- In harmony - he can play the ukulele and clarinet
- Moo! He says he's the only Welsh minister to have milked a cow
- Howzat? He's a cricket fan
- Knows his onions - he has an allotment
- Et tu... He studied Latin at university
The Cardiff West AM has been a member of the Glamorgan County Cricket Club for 49 years, longer than he's been a Labour member.
During the campaign Mr Drakeford said he was a "hesitant" candidate at first, and said he had "no personal ambition" to be first minister.
He said: "There are parts of the job which I know I will enjoy very much, but having worked for 10 years in Rhodri Morgan's office I know there are parts of the job that, you know, I won't look forward to as well."
His approach to Brexit was a flashpoint in the campaign. While rival Vaughan Gething said Brexit should be stopped, Mr Drakeford said work needed to be done to prepare.

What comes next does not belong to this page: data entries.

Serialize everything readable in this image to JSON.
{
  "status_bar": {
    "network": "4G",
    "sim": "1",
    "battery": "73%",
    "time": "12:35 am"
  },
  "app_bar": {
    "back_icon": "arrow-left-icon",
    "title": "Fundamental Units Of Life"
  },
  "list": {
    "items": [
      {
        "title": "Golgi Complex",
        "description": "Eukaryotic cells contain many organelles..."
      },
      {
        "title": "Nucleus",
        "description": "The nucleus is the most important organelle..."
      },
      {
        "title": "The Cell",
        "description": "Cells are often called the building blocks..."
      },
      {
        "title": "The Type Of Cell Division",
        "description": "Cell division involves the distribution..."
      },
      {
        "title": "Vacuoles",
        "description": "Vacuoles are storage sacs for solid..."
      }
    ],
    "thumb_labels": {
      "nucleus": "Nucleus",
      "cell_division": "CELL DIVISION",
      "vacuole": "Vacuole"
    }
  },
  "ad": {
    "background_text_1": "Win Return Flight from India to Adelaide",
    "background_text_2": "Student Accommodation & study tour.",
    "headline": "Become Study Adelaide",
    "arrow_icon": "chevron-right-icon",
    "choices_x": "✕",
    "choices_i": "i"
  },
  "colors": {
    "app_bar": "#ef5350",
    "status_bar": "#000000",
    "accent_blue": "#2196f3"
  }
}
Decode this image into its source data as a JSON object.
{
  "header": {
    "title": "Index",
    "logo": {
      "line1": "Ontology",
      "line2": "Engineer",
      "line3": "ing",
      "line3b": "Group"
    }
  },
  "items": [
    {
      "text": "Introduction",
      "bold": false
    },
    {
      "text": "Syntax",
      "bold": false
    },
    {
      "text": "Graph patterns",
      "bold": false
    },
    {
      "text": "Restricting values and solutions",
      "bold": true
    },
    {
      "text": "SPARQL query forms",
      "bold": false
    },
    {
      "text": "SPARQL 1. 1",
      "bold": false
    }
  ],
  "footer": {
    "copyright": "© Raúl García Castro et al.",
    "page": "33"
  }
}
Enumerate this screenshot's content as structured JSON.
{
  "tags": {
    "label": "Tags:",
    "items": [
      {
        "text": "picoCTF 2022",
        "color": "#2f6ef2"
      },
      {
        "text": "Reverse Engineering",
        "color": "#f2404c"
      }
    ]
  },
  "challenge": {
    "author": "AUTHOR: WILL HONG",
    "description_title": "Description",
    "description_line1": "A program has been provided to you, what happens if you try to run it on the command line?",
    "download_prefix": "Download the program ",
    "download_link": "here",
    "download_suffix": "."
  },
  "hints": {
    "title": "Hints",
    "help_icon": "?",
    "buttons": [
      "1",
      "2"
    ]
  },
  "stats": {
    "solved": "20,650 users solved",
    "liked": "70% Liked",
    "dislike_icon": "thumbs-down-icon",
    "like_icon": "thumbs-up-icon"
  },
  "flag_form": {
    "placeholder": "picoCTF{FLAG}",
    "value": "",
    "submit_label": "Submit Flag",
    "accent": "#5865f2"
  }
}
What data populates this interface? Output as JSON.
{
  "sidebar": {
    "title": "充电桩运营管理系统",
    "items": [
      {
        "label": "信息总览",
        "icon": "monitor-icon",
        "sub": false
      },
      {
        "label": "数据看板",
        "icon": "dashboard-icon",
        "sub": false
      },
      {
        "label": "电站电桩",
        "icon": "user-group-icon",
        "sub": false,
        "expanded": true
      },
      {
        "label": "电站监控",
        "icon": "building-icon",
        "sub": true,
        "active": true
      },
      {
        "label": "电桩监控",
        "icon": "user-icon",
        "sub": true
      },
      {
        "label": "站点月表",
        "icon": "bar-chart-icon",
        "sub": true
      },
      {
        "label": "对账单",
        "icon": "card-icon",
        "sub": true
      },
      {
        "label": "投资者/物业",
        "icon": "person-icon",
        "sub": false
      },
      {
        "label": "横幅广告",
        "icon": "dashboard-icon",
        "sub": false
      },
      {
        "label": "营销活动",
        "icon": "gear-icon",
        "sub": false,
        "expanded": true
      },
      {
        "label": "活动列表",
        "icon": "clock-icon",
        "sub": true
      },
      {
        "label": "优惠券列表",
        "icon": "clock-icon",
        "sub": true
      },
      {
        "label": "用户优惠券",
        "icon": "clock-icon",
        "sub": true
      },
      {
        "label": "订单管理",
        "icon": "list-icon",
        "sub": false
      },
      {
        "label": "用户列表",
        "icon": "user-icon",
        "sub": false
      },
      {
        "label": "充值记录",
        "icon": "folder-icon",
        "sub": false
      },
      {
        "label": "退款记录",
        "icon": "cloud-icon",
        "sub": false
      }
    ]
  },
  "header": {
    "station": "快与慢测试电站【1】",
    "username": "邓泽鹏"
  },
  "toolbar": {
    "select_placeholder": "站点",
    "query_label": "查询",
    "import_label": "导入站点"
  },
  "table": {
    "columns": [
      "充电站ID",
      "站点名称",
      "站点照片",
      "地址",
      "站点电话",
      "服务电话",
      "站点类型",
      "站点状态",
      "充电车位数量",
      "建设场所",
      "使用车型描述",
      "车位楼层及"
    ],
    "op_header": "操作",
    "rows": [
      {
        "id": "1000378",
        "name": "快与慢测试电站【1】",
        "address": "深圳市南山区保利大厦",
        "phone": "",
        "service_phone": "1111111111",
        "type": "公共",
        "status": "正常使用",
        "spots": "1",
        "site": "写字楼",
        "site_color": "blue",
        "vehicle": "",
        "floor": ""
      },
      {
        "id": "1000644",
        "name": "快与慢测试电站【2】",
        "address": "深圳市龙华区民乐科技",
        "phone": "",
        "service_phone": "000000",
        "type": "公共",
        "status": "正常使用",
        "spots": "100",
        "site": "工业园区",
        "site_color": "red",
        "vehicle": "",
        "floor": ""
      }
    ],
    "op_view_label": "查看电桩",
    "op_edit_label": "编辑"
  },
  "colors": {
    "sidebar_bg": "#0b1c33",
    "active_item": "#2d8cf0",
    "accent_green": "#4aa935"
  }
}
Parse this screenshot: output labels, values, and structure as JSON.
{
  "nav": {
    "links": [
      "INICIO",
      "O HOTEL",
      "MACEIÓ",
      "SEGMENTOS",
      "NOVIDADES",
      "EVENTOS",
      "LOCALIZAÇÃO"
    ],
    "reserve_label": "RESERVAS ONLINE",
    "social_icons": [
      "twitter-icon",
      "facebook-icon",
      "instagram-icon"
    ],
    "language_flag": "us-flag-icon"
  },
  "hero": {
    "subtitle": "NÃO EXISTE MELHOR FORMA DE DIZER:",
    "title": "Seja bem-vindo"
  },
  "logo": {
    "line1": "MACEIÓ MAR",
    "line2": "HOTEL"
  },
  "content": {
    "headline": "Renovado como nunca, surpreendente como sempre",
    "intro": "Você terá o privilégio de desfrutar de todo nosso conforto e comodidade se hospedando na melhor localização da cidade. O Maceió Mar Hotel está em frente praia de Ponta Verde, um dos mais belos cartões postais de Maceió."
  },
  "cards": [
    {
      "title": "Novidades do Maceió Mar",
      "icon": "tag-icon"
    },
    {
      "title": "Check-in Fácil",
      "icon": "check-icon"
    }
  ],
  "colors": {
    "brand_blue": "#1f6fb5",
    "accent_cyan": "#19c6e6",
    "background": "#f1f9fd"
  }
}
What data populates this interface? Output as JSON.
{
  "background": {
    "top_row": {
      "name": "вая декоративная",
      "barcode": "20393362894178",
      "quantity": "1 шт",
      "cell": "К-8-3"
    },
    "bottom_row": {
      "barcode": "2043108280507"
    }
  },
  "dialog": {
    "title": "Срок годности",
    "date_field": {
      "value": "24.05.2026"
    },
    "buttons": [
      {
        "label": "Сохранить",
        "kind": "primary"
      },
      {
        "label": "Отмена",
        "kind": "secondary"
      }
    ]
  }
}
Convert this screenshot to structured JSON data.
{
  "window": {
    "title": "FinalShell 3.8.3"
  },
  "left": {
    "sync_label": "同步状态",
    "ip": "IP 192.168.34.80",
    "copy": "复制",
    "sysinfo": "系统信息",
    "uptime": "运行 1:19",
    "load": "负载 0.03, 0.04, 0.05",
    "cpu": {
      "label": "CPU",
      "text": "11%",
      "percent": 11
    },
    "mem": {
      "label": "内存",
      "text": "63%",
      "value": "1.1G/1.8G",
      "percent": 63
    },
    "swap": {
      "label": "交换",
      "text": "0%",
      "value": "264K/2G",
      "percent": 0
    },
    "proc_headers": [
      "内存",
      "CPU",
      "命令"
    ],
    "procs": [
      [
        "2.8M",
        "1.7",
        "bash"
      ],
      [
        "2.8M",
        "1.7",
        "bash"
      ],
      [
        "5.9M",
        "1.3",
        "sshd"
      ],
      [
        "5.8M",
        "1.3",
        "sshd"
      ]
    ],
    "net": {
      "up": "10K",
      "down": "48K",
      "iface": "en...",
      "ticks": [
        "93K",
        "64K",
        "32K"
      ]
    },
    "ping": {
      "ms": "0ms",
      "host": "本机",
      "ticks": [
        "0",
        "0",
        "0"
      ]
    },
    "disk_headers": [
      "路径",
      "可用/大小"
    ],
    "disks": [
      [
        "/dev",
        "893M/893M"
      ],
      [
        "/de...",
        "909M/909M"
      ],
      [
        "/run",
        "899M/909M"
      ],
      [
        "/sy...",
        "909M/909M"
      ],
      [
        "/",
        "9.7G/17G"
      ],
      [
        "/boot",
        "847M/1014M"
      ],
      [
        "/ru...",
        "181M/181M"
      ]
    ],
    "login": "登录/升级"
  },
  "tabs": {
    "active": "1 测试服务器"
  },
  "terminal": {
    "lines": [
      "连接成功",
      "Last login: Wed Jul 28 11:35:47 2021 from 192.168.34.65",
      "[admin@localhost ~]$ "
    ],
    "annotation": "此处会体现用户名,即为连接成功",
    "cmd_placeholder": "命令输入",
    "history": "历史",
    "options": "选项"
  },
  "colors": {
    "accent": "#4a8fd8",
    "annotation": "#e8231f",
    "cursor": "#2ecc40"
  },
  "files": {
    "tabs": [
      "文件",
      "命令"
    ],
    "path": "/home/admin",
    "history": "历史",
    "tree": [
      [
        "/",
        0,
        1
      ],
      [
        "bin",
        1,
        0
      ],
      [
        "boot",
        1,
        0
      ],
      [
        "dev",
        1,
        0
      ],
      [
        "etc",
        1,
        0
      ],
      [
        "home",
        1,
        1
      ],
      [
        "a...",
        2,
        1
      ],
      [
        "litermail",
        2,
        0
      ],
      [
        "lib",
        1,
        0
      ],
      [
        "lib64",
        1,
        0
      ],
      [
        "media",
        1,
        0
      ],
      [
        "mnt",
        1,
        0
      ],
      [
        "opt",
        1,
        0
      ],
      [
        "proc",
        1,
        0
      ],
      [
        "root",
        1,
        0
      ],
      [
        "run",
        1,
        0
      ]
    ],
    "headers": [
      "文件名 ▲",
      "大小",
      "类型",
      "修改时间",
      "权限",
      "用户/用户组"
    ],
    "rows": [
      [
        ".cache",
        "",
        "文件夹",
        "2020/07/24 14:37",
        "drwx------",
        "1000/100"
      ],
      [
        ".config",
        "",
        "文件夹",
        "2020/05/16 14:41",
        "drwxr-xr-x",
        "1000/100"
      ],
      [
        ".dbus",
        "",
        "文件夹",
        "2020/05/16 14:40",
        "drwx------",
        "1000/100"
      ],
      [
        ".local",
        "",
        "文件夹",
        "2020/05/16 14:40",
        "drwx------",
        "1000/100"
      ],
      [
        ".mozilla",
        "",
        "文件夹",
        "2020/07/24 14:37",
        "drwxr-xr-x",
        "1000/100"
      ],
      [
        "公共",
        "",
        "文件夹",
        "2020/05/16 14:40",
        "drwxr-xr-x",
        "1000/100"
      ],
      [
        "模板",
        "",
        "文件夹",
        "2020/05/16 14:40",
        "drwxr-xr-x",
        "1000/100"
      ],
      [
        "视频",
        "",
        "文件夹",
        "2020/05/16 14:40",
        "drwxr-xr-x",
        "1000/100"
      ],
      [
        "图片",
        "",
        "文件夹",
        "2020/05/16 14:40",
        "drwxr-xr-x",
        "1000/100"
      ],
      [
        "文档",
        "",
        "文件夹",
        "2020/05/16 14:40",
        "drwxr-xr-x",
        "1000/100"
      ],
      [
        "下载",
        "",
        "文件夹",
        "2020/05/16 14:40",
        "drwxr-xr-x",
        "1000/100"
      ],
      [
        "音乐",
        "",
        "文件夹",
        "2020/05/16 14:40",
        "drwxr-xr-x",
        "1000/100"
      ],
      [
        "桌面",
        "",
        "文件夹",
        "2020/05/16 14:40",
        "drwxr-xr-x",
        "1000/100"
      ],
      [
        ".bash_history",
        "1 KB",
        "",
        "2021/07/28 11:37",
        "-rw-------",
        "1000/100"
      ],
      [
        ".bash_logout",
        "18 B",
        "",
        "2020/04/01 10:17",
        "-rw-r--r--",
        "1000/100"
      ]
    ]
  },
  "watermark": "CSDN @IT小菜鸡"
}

Mr Gething said his tone was "awful".
What will he do?
Mark Drakeford was one of the two candidates to have produced a manifesto.
He has promised further restrictions on smoking - extending the ban to outdoor areas of cafes and restaurants, and city and town centres.
The document proposes installing drinking fountains across Wales, double allotments, and requiring all new homes to have fibre broadband connections.
A "baby bundle" scheme would be piloted - similar to baby box schemes in other countries with a package of essential items.
A committee to advise the Welsh Government on the Hinckley Point power plant in Somerset is proposed by the new first minister, who has said he is sceptical of nuclear power.
Proposals by Gerry Holtham to fund elderly social care in Wales through a tax have also been backed by Mr Drakeford.
The AM promises to institute an annual review of PFI contracts across the Welsh public sector, and to buy them out where that is better for public finances.
Mr Drakeford says he would commission an "analysis of where Wales has the opportunity to lead innovation" in artificial intelligence, and work with councils to enhance public Wifi.
One decision looming is over the M4 Relief Road, but Mr Drakeford's document makes no specific mention of it.
Instead, it says the government would "maintain our commitment to tackle congestion, particularly in areas such as on the A55 in north Wales, the A40 in mid and west Wales and the M4 in south Wales".
He vows to keep Wales' 22 councils.